“ABC supports the development of wind power as a valuable, non-polluting, renewable power source that can reduce our consumption of fossil fuels and reduce our carbon footprint in the U.S.,” said ABC president George Fenwick, “but it has to be done right, and it can be done right so large numbers of birds aren't needlessly sacrificed in the process.”

“American Bird Conservancy to Launch Campaign to Reduce Wind Turbine Risks to Birds — Supported by Three Quarters of a Million Dollar Grant From the Leon Levy Foundation.” American Bird Conservancy Press Release 5/10/10.

PND – News – American Bird Conservancy Receives Grant From Leon Levy Foundation.

Vestas: what is the protest about?

This morning I was handed a flier by a nice man standing outside Brighton station: “Vestas Workers fight to defend their jobs and the environment.” Featured on it, that photo of the two workers clenching fists above the banner that reads, “Forced to occupy to save our jobs.” An old blogging colleague of mine Justin aka Chicken Yoghurt was at the Isle of Wight yesterday and took the photo above.

Three points to make:

One. This is a pivotal protest that’s not going to go away in a hurry.
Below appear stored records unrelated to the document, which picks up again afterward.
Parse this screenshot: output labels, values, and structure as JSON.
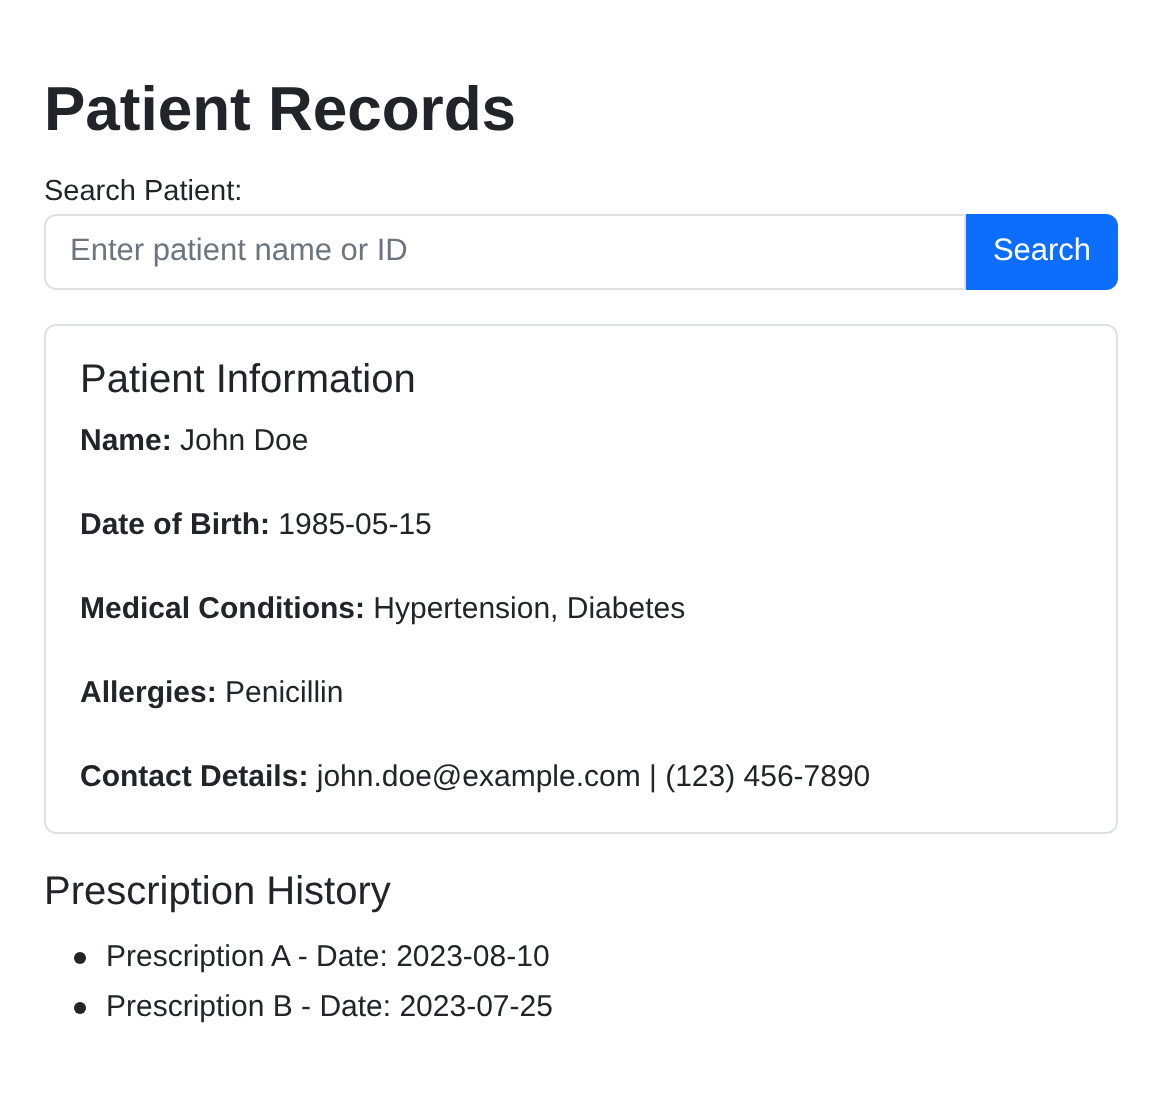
{
  "title": "Patient Records",
  "search": {
    "label": "Search Patient:",
    "placeholder": "Enter patient name or ID",
    "button": "Search"
  },
  "patient_card": {
    "title": "Patient Information",
    "fields": [
      "**Name:** John Doe",
      "**Date of Birth:** 1985-05-15",
      "**Medical Conditions:** Hypertension, Diabetes",
      "**Allergies:** Penicillin",
      "**Contact Details:** john.doe@example.com | (123) 456-7890"
    ]
  },
  "prescription_history": {
    "title": "Prescription History",
    "items": [
      "Prescription A - Date: 2023-08-10",
      "Prescription B - Date: 2023-07-25"
    ]
  }
}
It’s about the gap in what the government say they’re going to do – Ed Miliband’s fine white paper and the 2008 Climate Bill – and the absence of any real infrastructure to achieve those carbon goals. It’s about how the most substantial part of Gordon Brown’s “green recovery” plan has been the looking-glass scheme to scrap cars before they need to be scrapped. Vestas is closing because of “lack of demand”. It is absurd that, at this late stage, there is lack of demand. To blame that lack of demand on Conservative councils turning down planning applications for wind turbines as Ed Miliband does in his response to LabourList’s Alex Smith is the “dog ate my homework excuse” – a silly attempt to turn this into a divisive party political issue.

Two. This protest has to watch out it doesn’t unfold  to a dangerous script. The lockout has quickly turned it into a workers versus employers dispute, in the mould of Grunwick and Wapping.  Not only do those disputes traditionally end very badly, but this script kind of misses the point.  However poorly the employers may have acted towards the workers, and their contradictory statements that they’re closing for “lack of demand” and that the factory makes “the wrong type of blade” for Britain indicates a certain slipperiness, they too are victims of the government’s failure to support demand for renewables. This should be about how the goverment needs to pull its finger out.

Three. Last year’s meeting between the National Union of Miners and Climate Camp protestors showed how far adrift most eco-protestors were from workplace politics and how little they understood the more old-school union levers of power. This is a chance to learn how to build bridges instead of burning them.

Go to RSA Arts & Ecology

Wind turbines and the failure of markets

twometers
Monometer by Michael Pinsky, July 2009, Kortrijk

The Vestas wind turbine factory on the Isle of Wight, under occupation by a handful of workers, is set for closure at the end of this month, citing “lack of demand”; that this happened in the immediate aftermath of Ed Miliband’s Energy Transition White Paper is ironic, to say the least. Three years ago, as Seamus Milne points out, Nicholas Stern nailed climate change as “the greatest market failure the world has ever seen”. It’s time to nail the myth that “lack of demand” is a natural state, to which everything must submit.

The illustration is from an installation by the British artist Michael Pinsky at this July’sKortrijk annual all-night arts festival. The four supporting columns of Belgium’s tallest wind turbines were transformed into giant meters, monitoring the ecological impact of Kortrijk’s all-night event. The consumption of energy and water, the production waste, and noise levels were all metered by two rings of projectect light moving up and down the turbines, as if, to quote the artists’s statement, the festival was “feeding” Monometer.

http://www.michaelpinsky.com/

Go to RSA Arts & Ecology